Tom Dienhart, Senior Writer, January 18, 2016

Mike Riley?s debut didn?t go smoothly. It seemed each week, the Cornhuskers found a confounding way to lose a game. At least the Huskers finished on an up note, going 3-1 in their last four games with a bowl win vs. UCLA in an otherwise vexing 6-7 season.

[ MORE: Get all of Tom Dienhart's players to replace posts ]

But prospects look good in 2016. The Huskers welcome back lots of talent, including QB Tommy Armstrong, RB Terrell Newby, WR Jordan Westerkamp and WR De?Mornay Pierson-El on offense and CB Josh Kalu, LB Dedrick Young, LB Michael Rose-Ivey and S Nate Gerry on defense. P Sam Foltz and K Drew Brown are back, too. That is a nice nucleus to work with.

Nebraska lost some key players, however, including the standout Vincent Valentine (left early), RB Imani Cross, G Chongo Kondolo and CBs Daniel Davie and Jonathan Rose.

Here are the five most important Huskers to replace from 2015.

S Byerson Cockrell. He excelled in run support for Nebraska, ranking second on the team in tackles with 70 last season. He also broke up six passes and had four TFLs.

DT Maliek Collins. Along with the aforementioned Vincent Valentine, the big fella was a force in the middle who also could get a push as a pass rusher. Alas, he has opted to turn pro. Collins finished 2015 with 29 tackles, seven TFLs and 2.5 sacks to help Nebraska have the second-best rush defense in the Big Ten (109.8 ypg). Collins was a consensus second-team All-Big Ten choice.

FB Andy Janovich. Not many teams use a fullback. But Nebraska does. And Janovich is a sledgehammer who helped fuel a strong rushing game with his lead blocks. He also was effective when asked to tote the rock, running 42 times for 265 yards and three TDs, averaging 6.3 yards per carry.

OT Alex Lewis.

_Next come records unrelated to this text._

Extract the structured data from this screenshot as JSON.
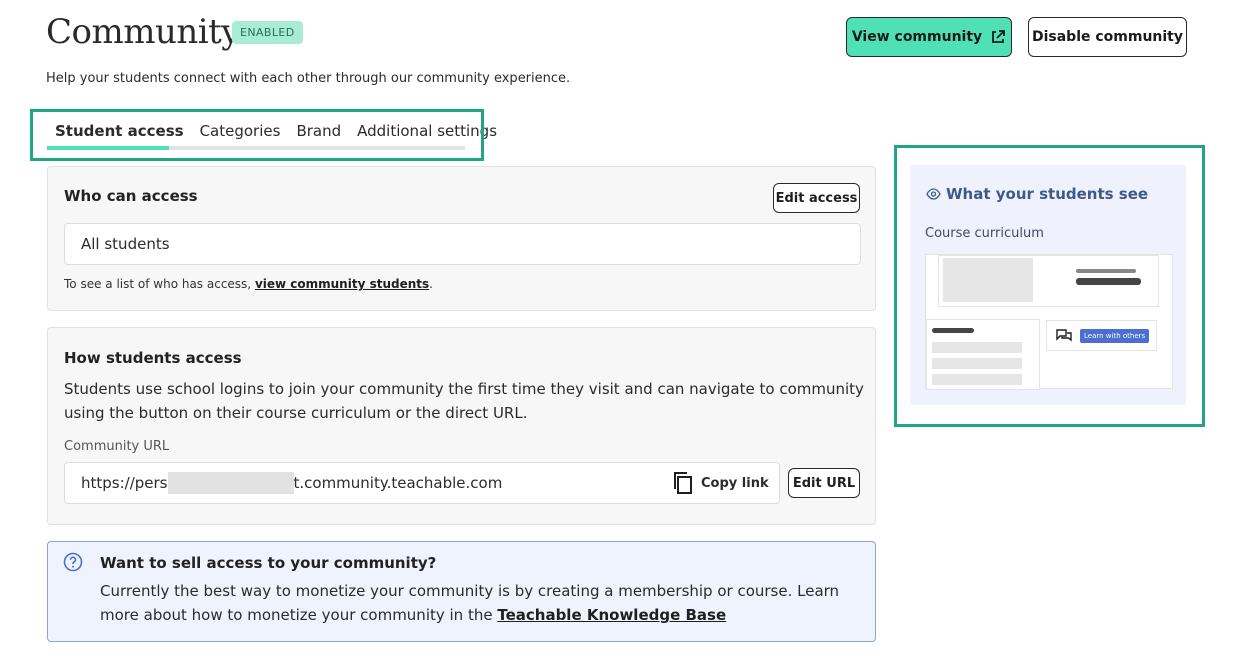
{
  "header": {
    "title": "Community",
    "badge": "ENABLED",
    "subtitle": "Help your students connect with each other through our community experience.",
    "view_button": "View community",
    "disable_button": "Disable community"
  },
  "tabs": [
    {
      "label": "Student access",
      "active": true
    },
    {
      "label": "Categories",
      "active": false
    },
    {
      "label": "Brand",
      "active": false
    },
    {
      "label": "Additional settings",
      "active": false
    }
  ],
  "who_can_access": {
    "title": "Who can access",
    "edit_button": "Edit access",
    "value": "All students",
    "note_prefix": "To see a list of who has access, ",
    "note_link": "view community students",
    "note_suffix": "."
  },
  "how_students_access": {
    "title": "How students access",
    "description": "Students use school logins to join your community the first time they visit and can navigate to community using the button on their course curriculum or the direct URL.",
    "url_label": "Community URL",
    "url_prefix": "https://pers",
    "url_suffix": "t.community.teachable.com",
    "copy_label": "Copy link",
    "edit_url_button": "Edit URL"
  },
  "info": {
    "title": "Want to sell access to your community?",
    "text_prefix": "Currently the best way to monetize your community is by creating a membership or course. Learn more about how to monetize your community in the ",
    "link": "Teachable Knowledge Base"
  },
  "preview": {
    "title": "What your students see",
    "label": "Course curriculum",
    "pill": "Learn with others"
  },
  "colors": {
    "accent": "#4fe0b5",
    "highlight": "#23a584",
    "info_bg": "#eef3fd",
    "preview_bg": "#eff2fc"
  },
  "icons": [
    "external-link-icon",
    "copy-icon",
    "question-circle-icon",
    "eye-icon",
    "chat-icon"
  ]
}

He manned the key left tackle spot, playing with an aggressive edge. Lewis began his career at Colorado before transferring to NU, helping the Cornhuskers average 180 yards rushing this past season. Lewis was second-team All-Big Ten by the coaches and third-team by the media.

C Ryne Reeves. The quarterback of the line, Reeves made all the calls and directed traffic up front for a Nebraska offense that was No. 3 in the Big Ten in scoring (32.7 ppg) and No. 2 overall (446.9 ypg).